Skyline, the alien attack film from the Strause Brothers, isn’t invading theaters for another two full months but that isn’t stopping filmmakers from starting production on a sequel.
Distribution rights to the Skyline sequel, as well as Barry Levinson’s zombie-film The Bay, will reportedly be up for sale at this year’s Toronto International Film Festival.
According to Variety, IM Global will be selling Skyline 2 and The Bay to foreign distributors next week at the festival.
The news is the first we’ve heard of Skyline 2 so, obviously, details on the plot are basically non-existent. It’s also unclear at this point whether Brothers Strause will be involved in the sequel – as well as what cast members (the film stars Eric Balfour, Donald Faison, Scottie Thompson and Brittany Daniel) might be back for the second chapter in the alien-invasion franchise.

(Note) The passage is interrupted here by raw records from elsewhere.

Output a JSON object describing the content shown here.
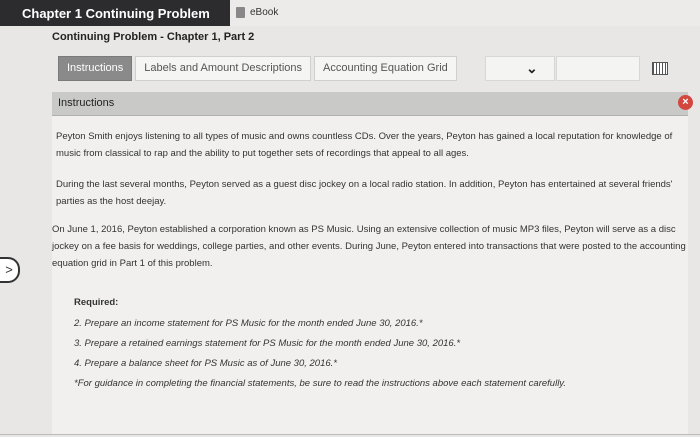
{
  "topbar": {
    "title": "Chapter 1 Continuing Problem",
    "ebook_label": "eBook"
  },
  "subtitle": "Continuing Problem - Chapter 1, Part 2",
  "tabs": [
    {
      "label": "Instructions",
      "active": true
    },
    {
      "label": "Labels and Amount Descriptions",
      "active": false
    },
    {
      "label": "Accounting Equation Grid",
      "active": false
    }
  ],
  "panel": {
    "header_label": "Instructions",
    "close_glyph": "×",
    "paragraphs": [
      "Peyton Smith enjoys listening to all types of music and owns countless CDs. Over the years, Peyton has gained a local reputation for knowledge of music from classical to rap and the ability to put together sets of recordings that appeal to all ages.",
      "During the last several months, Peyton served as a guest disc jockey on a local radio station. In addition, Peyton has entertained at several friends' parties as the host deejay.",
      "On June 1, 2016, Peyton established a corporation known as PS Music. Using an extensive collection of music MP3 files, Peyton will serve as a disc jockey on a fee basis for weddings, college parties, and other events. During June, Peyton entered into transactions that were posted to the accounting equation grid in Part 1 of this problem."
    ],
    "required_label": "Required:",
    "requirements": [
      "2. Prepare an income statement for PS Music for the month ended June 30, 2016.*",
      "3. Prepare a retained earnings statement for PS Music for the month ended June 30, 2016.*",
      "4. Prepare a balance sheet for PS Music as of June 30, 2016.*"
    ],
    "footnote": "*For guidance in completing the financial statements, be sure to read the instructions above each statement carefully."
  },
  "nav": {
    "next_glyph": ">"
  }
}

Skyline footage wowed audiences at Comic-Con and the recent trailer for the film, which premiered with Scott Pilgrim vs. the World, wowed the rest of us. Here’s the official synopsis, in case you’re new to the Skyline buzz:
“Strange lights descend on the city of Los Angeles, drawing people outside like moths to a flame where an extraterrestrial force threatens to swallow the entire human population off the face of the Earth.”
Considering filmmakers are preparing at least one Skyline sequel, two things are certain. First, we can safely assume that the extraterrestrial forces do not succeed in swallowing the entire human population – just a substantial chunk. Second, the legal staff at Brothers Strause’ Hydraulx Filmz, must feel pretty confident they’ll reign victorious should Sony Pictures Entertainment move forward with potential legal action over similarities in the Skyline and Battle: Lost Angeles stories.
In addition to Skyline 2, IM Global will also be selling The Bay, a “Eco-zombie thriller” from director Barry Levinson (Rain Man) with members of the Paranormal Activity team, Jason Blum, Oren Peli, and Steven Schneider, serving as producers.
The Bay “[Revolves] around an infectious outbreak in a Maryland town” and “is told from the perspective of the people who left behind their camera phones and other electronic devices, along with 911 calls and scraps of video and sound capturing the community falling into chaos.”
Once again, details are slim, but there’s no question The Bay sounds like a project to keep an eye on. A man versus nature zombie-thriller, by the director of Rain Man, presented in Cloverfield-style archive footage -what’s not to like?
Skyline opens in U.S. theaters on November 12th.